Not only do these surveillance mechanisms violate the fundamental right of privacy by thwarting people’s freedom of expression, dialogue and redressal, they have other far reaching implications as well. Increased awareness of these technologies leads to fear and apprehension among people on potential ramifications, and they start to consciously self-censor their words, actions and associations. This is a manifestation of the biopower, where governments employ ‘an explosion of numerous and diverse techniques for achieving the subjugations of bodies and the control of populations‘ (Foucault 1976). Freedom House’s research report highlights a ‘sharp global increase in the abuse of civil liberties and shrinking online space for civic activism’. 47 of the 65 countries assessed in their report have carried out arrests of ‘users for political, social, or religious speeches’. At greater risk, are the minorities who are at an increased risk of persecution or harassment. An article by the New York Times revealed how China is investing billions of dollars every year in Xinjiang, home to many Muslim ethnic groups, to test the deployment and efficacy of increasingly intrusive policing systems.
Read more: Resistance to Surveillance – Why protests are becoming increasingly faceless
Advanced democracies are at risk too.
Mass surveillance defeats the purpose of civic spaces as avenues to raise and rally around important public issues. We must not forget that democracies pride themselves on rights on equal participation in political and public affairs. Carnegie Endowment research highlights that contrary to the popular perception, ‘51 percent of advanced democracies and 41 percent of electoral democracies/ illiberal democracies have adopted AI surveillance systems. Guardian reported that the Indian government has been using automated facial recognition systems to identify and to exclude protesters rallying against the redefinition of Indian identity. The Trump administration directed technology companies to help employ artificial intelligence for extreme vetting of prospective immigrants as potential terrorist threats, but later dropped the plan in the face of widespread criticism.
Greater transparency and adequate legal safeguards to protect access to and participation in Civic Spaces.
Policy advocacy organizations such as Article 19, Privacy International and the Centre for the Internet and Society have been vociferous in their demands for inclusion of transparency, accountability, legal scrutiny, effective remedy measures and regular audits in the security and surveillance apparatuses of the nations. With the development of new technologies including advanced biometrics and 5G mobile networks, it is imperative to put necessary filters, checks and scrutiny on the central tower of the Panopticon.
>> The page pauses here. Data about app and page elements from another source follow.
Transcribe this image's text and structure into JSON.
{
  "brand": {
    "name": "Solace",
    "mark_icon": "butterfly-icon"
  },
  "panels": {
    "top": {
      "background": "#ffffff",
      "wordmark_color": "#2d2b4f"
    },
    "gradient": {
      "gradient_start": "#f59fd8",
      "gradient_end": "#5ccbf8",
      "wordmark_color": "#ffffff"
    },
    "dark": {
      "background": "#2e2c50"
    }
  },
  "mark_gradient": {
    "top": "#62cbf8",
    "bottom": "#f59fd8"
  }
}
Specifically on the impact on Civic Spaces, ARTICLE 19 and its partners are emphasising that ‘the right to participate publicly in decision-making, engage in open debate, criticise, protest, and dissent, in physical and online space, are widely recognised in legislation, policy, and practice’. There is an urgent need to address the enhanced risk and violation of rights on account of governments having ‘direct and unrestricted access’ to data of citizens and organisations.